How many prisoners are there in Uzbekistan?

Information on the number of prisoners and the cost of maintaining them in Uzbekistan is classified and not reflected in the mainstream statistics. Main Department of Corrections (GUIN) of the Ministry of Internal Affairs of Uzbekistan is strictly controlled by a special department of the National Security Service.

In 2010, at the session of the Parliament, Islam Karimov said that for every 100,000 people in Uzbekistan there were 166 prisoners, i.e. there were approximately 46,480 people in prison. The Chairman of the Supreme Court of Uzbekistan stated the same data (166 per 100 thousand) in November 2014.

The International Centre for Prison Studies (ICPS) relies on this figure. In 2013, the Centre reported that in 2012 the number of prisoners, including those under investigation, declined to 46 420 people, of whom 42,000 were serving sentences. These statements were published with reference to the US State Department Country Reports on Human Rights Practices for 2012. This report presents data on the number of prisoner held in 58 penal institutions of Uzbekistan in 2009. However, the Centre did not specify that the data available to the State Department was outdated.

As it turns out, ICPS collects information from different sources:

Penal Reform International — http://www.penalreform.org/where-we-work/central-asia/;

It is impossible to double-check the data provided by these sources. All attempts to find the publication by the links displayed leads to the main page of the website and in the archives were not saved. Uzbekistan does not allow access by the UN Special Rapporteurs for the past 11 years; it expelled the HRW from the country.

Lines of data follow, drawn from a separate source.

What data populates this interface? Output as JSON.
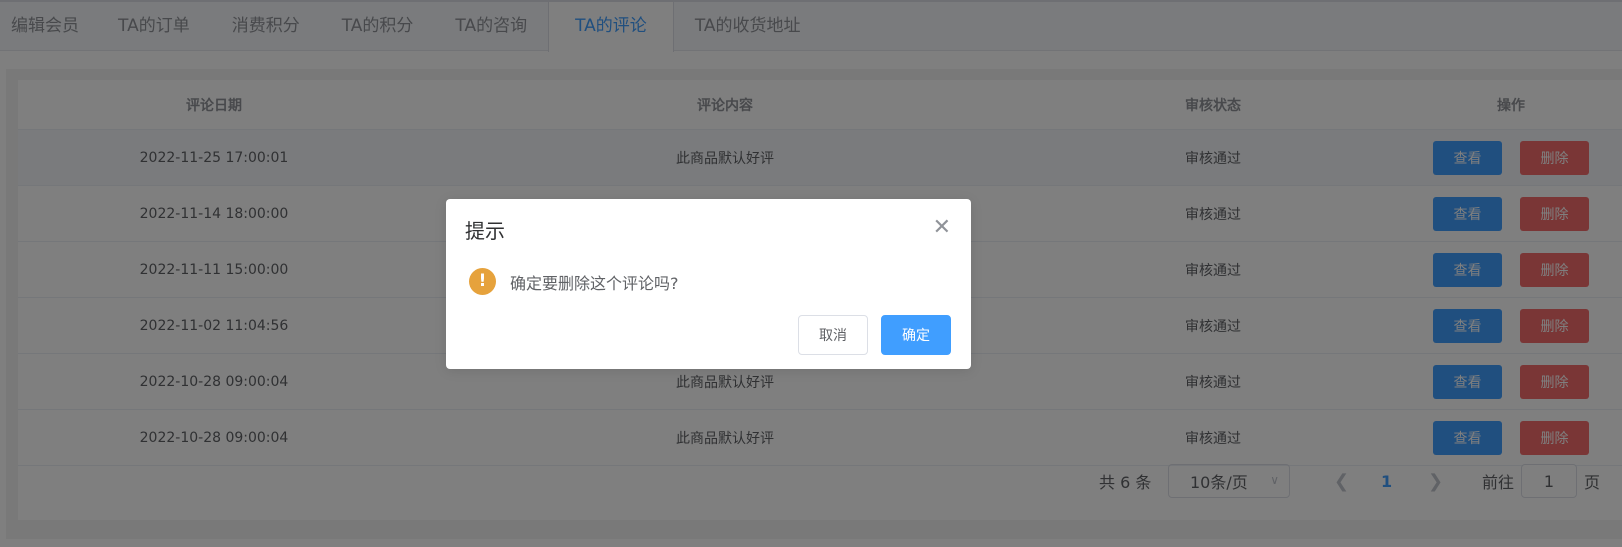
{
  "tabs": [
    {
      "label": "编辑会员"
    },
    {
      "label": "TA的订单"
    },
    {
      "label": "消费积分"
    },
    {
      "label": "TA的积分"
    },
    {
      "label": "TA的咨询"
    },
    {
      "label": "TA的评论"
    },
    {
      "label": "TA的收货地址"
    }
  ],
  "active_tab": "TA的评论",
  "table": {
    "headers": [
      "评论日期",
      "评论内容",
      "审核状态",
      "操作"
    ],
    "rows": [
      {
        "date": "2022-11-25 17:00:01",
        "content": "此商品默认好评",
        "status": "审核通过"
      },
      {
        "date": "2022-11-14 18:00:00",
        "content": "",
        "status": "审核通过"
      },
      {
        "date": "2022-11-11 15:00:00",
        "content": "",
        "status": "审核通过"
      },
      {
        "date": "2022-11-02 11:04:56",
        "content": "",
        "status": "审核通过"
      },
      {
        "date": "2022-10-28 09:00:04",
        "content": "此商品默认好评",
        "status": "审核通过"
      },
      {
        "date": "2022-10-28 09:00:04",
        "content": "此商品默认好评",
        "status": "审核通过"
      }
    ],
    "view_label": "查看",
    "delete_label": "删除"
  },
  "pagination": {
    "total": "共 6 条",
    "page_size": "10条/页",
    "current_page": "1",
    "goto_label": "前往",
    "goto_value": "1",
    "page_unit": "页"
  },
  "dialog": {
    "title": "提示",
    "message": "确定要删除这个评论吗?",
    "cancel_label": "取消",
    "confirm_label": "确定",
    "icon": "warning-icon"
  },
  "colors": {
    "primary": "#409eff",
    "danger": "#f56c6c",
    "warning": "#e6a23c"
  }
}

Our analysis shows that the official data provided by Tashkent causes serious doubts, because the figures are very low. As reported by the media, the Amnesty announced in November 2014 applied to more than 50,000 prisoners. In addition, in 2013, on the occasion of the 21st anniversary of the adoption of the Constitution, 69.5 thousand individuals were pardoned. These figures were published by Office of the Prosecutor General of Uzbekistan, with reference to the Resolution of the Senate of the Oliy Majlis (Parliament).

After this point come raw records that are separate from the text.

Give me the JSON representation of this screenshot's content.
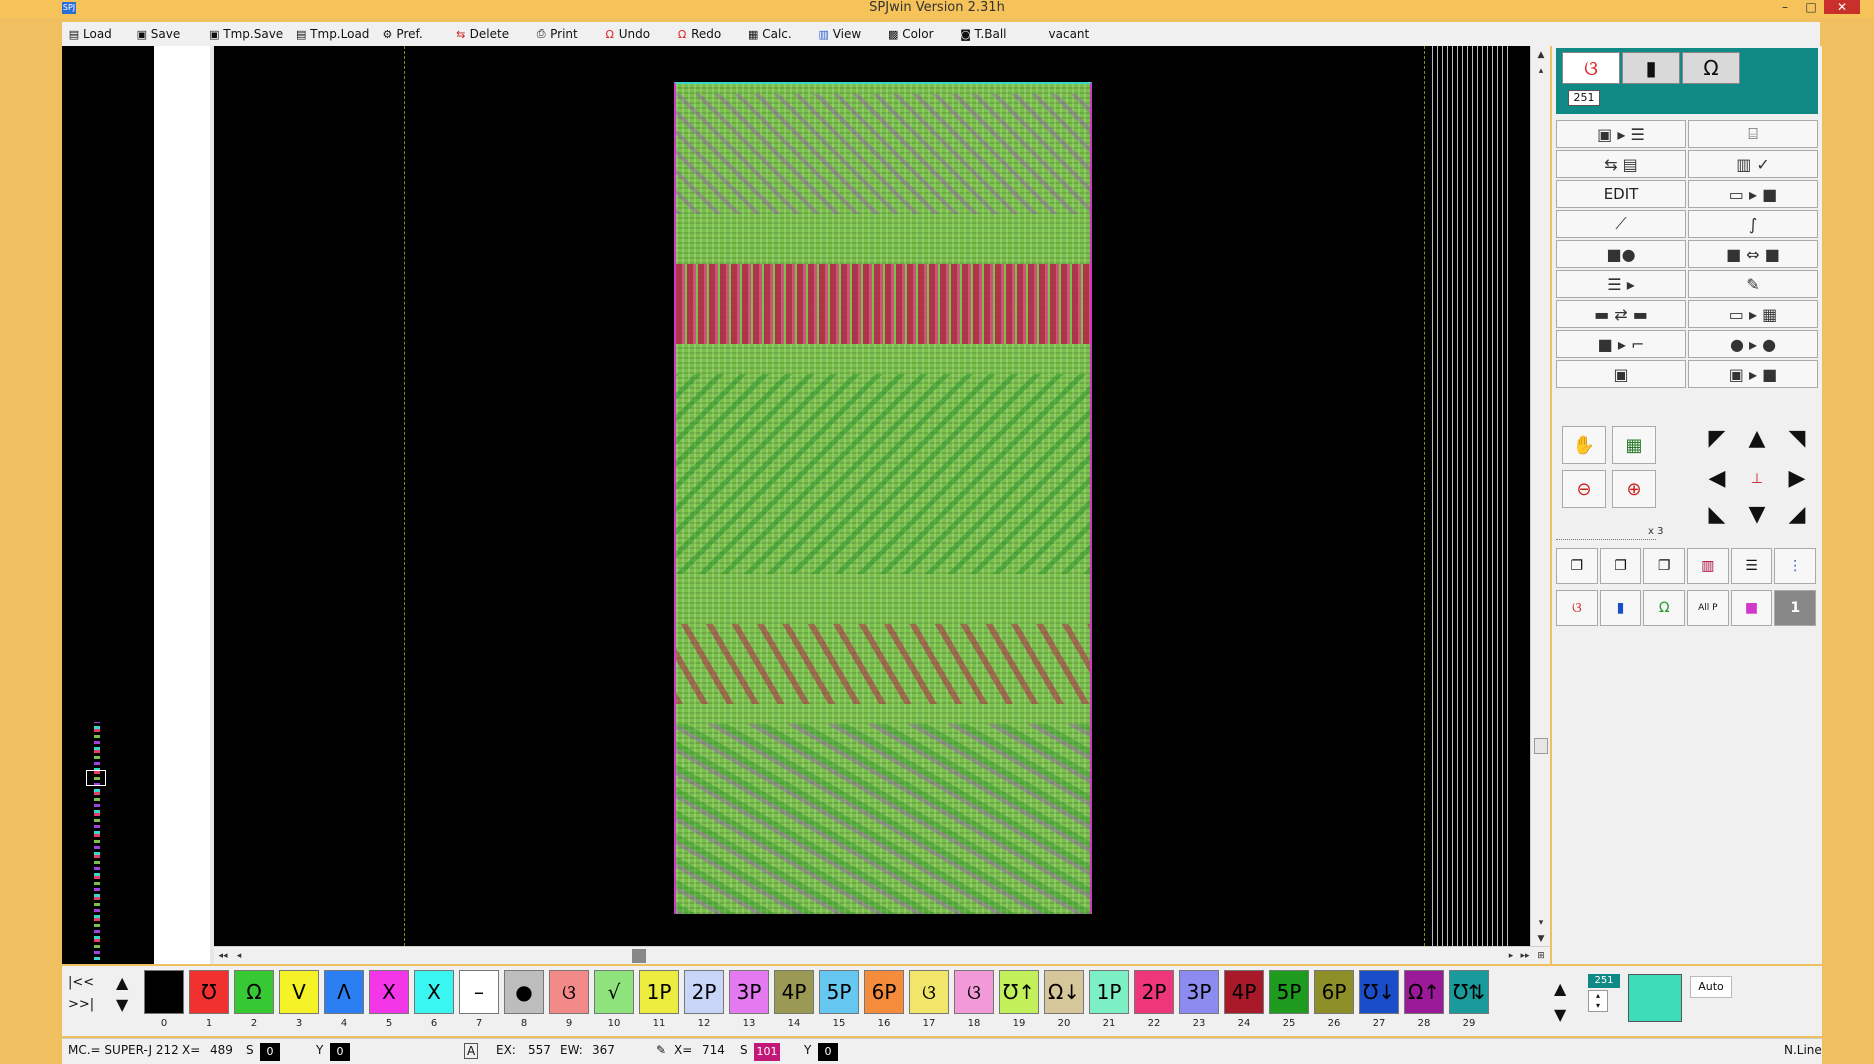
{
  "window": {
    "title": "SPJwin Version 2.31h",
    "app_icon": "SPJ",
    "minimize": "–",
    "maximize": "□",
    "close": "✕"
  },
  "menu": [
    {
      "label": "Load",
      "icon": "doc-icon"
    },
    {
      "label": "Save",
      "icon": "save-icon"
    },
    {
      "label": "Tmp.Save",
      "icon": "tmp-save-icon"
    },
    {
      "label": "Tmp.Load",
      "icon": "tmp-load-icon"
    },
    {
      "label": "Pref.",
      "icon": "pref-icon"
    },
    {
      "label": "Delete",
      "icon": "delete-icon"
    },
    {
      "label": "Print",
      "icon": "print-icon"
    },
    {
      "label": "Undo",
      "icon": "undo-icon"
    },
    {
      "label": "Redo",
      "icon": "redo-icon"
    },
    {
      "label": "Calc.",
      "icon": "calc-icon"
    },
    {
      "label": "View",
      "icon": "view-icon"
    },
    {
      "label": "Color",
      "icon": "color-icon"
    },
    {
      "label": "T.Ball",
      "icon": "tball-icon"
    },
    {
      "label": "vacant",
      "icon": ""
    }
  ],
  "colors": {
    "knit_green": "#79c14a",
    "band_red": "#b3264a",
    "accent_teal": "#118a86",
    "preview": "#3ddcb8"
  },
  "right_panel": {
    "mode_number": "251",
    "edit_label": "EDIT",
    "zoom_label": "x 3",
    "allp_label": "All P",
    "one_label": "1"
  },
  "palette": {
    "nav_first": "|<<",
    "nav_last": ">>|",
    "items": [
      {
        "num": "0",
        "glyph": "",
        "color": "#000000"
      },
      {
        "num": "1",
        "glyph": "Ʊ",
        "color": "#f1312f"
      },
      {
        "num": "2",
        "glyph": "Ω",
        "color": "#36c933"
      },
      {
        "num": "3",
        "glyph": "V",
        "color": "#f5f227"
      },
      {
        "num": "4",
        "glyph": "Λ",
        "color": "#2b7ff3"
      },
      {
        "num": "5",
        "glyph": "X",
        "color": "#f236e8"
      },
      {
        "num": "6",
        "glyph": "X",
        "color": "#3af6f3"
      },
      {
        "num": "7",
        "glyph": "–",
        "color": "#ffffff"
      },
      {
        "num": "8",
        "glyph": "●",
        "color": "#bdbdbd"
      },
      {
        "num": "9",
        "glyph": "ଓ",
        "color": "#f28a8a"
      },
      {
        "num": "10",
        "glyph": "√",
        "color": "#8fe37d"
      },
      {
        "num": "11",
        "glyph": "1P",
        "color": "#ecec3f"
      },
      {
        "num": "12",
        "glyph": "2P",
        "color": "#c8d4f8"
      },
      {
        "num": "13",
        "glyph": "3P",
        "color": "#e47af0"
      },
      {
        "num": "14",
        "glyph": "4P",
        "color": "#9a9a55"
      },
      {
        "num": "15",
        "glyph": "5P",
        "color": "#66c8f0"
      },
      {
        "num": "16",
        "glyph": "6P",
        "color": "#f58c3c"
      },
      {
        "num": "17",
        "glyph": "ଓ",
        "color": "#f1e66a"
      },
      {
        "num": "18",
        "glyph": "ଓ",
        "color": "#f29ad8"
      },
      {
        "num": "19",
        "glyph": "Ʊ↑",
        "color": "#c2f05a"
      },
      {
        "num": "20",
        "glyph": "Ω↓",
        "color": "#d6c79a"
      },
      {
        "num": "21",
        "glyph": "1P",
        "color": "#7cf0c4"
      },
      {
        "num": "22",
        "glyph": "2P",
        "color": "#f0367a"
      },
      {
        "num": "23",
        "glyph": "3P",
        "color": "#8c8cf0"
      },
      {
        "num": "24",
        "glyph": "4P",
        "color": "#a81a2a"
      },
      {
        "num": "25",
        "glyph": "5P",
        "color": "#1e9a1e"
      },
      {
        "num": "26",
        "glyph": "6P",
        "color": "#8f8f2a"
      },
      {
        "num": "27",
        "glyph": "Ʊ↓",
        "color": "#1a4ec8"
      },
      {
        "num": "28",
        "glyph": "Ω↑",
        "color": "#9a1a9a"
      },
      {
        "num": "29",
        "glyph": "Ʊ⇅",
        "color": "#1a9a9a"
      }
    ],
    "color_num": "251",
    "auto_label": "Auto"
  },
  "status": {
    "mc": "MC.= SUPER-J 212",
    "x_label": "X=",
    "x_value": "489",
    "s_label": "S",
    "s_box": "0",
    "y_label": "Y",
    "y_box": "0",
    "a_label": "A",
    "ex_label": "EX:",
    "ex_value": "557",
    "ew_label": "EW:",
    "ew_value": "367",
    "x2_label": "X=",
    "x2_value": "714",
    "s2_label": "S",
    "s2_box": "101",
    "y2_label": "Y",
    "y2_box": "0",
    "right_text": "N.Line"
  }
}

But, how can anyone amnesty 69,500 prisoners, if not long before such decision, according to official figures, there were a total of 46,480?

Association for Human Rights in Central Asia (ARCA) sent a query to the International Centre for Prison Studies (ICPS). We asked the ICPS to describe their methodology for obtaining input data and explain why, in their report for 2012, they were using the statistics applicable to 2009. Does the ICPS confirm the data presented their findings, which indicate a reduction of number of prisoners in Uzbekistan, or was that a mistake? We will inform the public when we receive a response to our query.

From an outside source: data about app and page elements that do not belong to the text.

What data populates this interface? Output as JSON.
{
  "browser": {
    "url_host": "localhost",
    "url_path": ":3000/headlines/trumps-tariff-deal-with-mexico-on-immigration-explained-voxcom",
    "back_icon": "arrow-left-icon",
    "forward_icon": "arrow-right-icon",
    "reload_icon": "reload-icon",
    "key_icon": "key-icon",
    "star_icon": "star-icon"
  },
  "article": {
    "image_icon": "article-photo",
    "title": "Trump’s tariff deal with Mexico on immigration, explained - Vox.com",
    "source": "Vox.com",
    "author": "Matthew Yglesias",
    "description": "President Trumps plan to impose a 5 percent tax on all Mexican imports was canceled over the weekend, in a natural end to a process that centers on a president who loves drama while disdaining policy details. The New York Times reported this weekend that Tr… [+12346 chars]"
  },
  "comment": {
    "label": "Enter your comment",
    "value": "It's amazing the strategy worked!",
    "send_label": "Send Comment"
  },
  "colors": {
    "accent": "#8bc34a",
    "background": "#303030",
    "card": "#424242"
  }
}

According to our sources, the Uzbek prison colonies are crowded. The prison cells designed for four people contain 8-9 prisoners. The number of the penal institutions and the number of prisoners in each colony changes frequently. The number of prison colonies may be declining, but the number of prisoners is only growing. For example, in 2011, the Andijan prison (УЯ 64/СИ-14 GUIN - Ed.) was closed. However, the prisoners held in that colony were transferred to other prisons, where new buildings were constructed. The public is usually informed about the new colonies and prisons, about the change of location, but not about the construction of new buildings or additional cells.

Unless some authoritative international mission visits prisons in Uzbekistan, the official statistics cannot be verified. Even the International Red Cross does not have access to the prisons for an independent assessment.
Association for Human Rights in Central Asia believes that the government of Uzbekistan completely falsifies data on the number of prisoners. Then many international publications and organisations circulate these figures without critical analysis and verification. Independent experts of the UN and the governments of democratic countries should request the authorities of Uzbekistan to publish reliable statistics on the number of prisons and prisoners in Uzbekistan.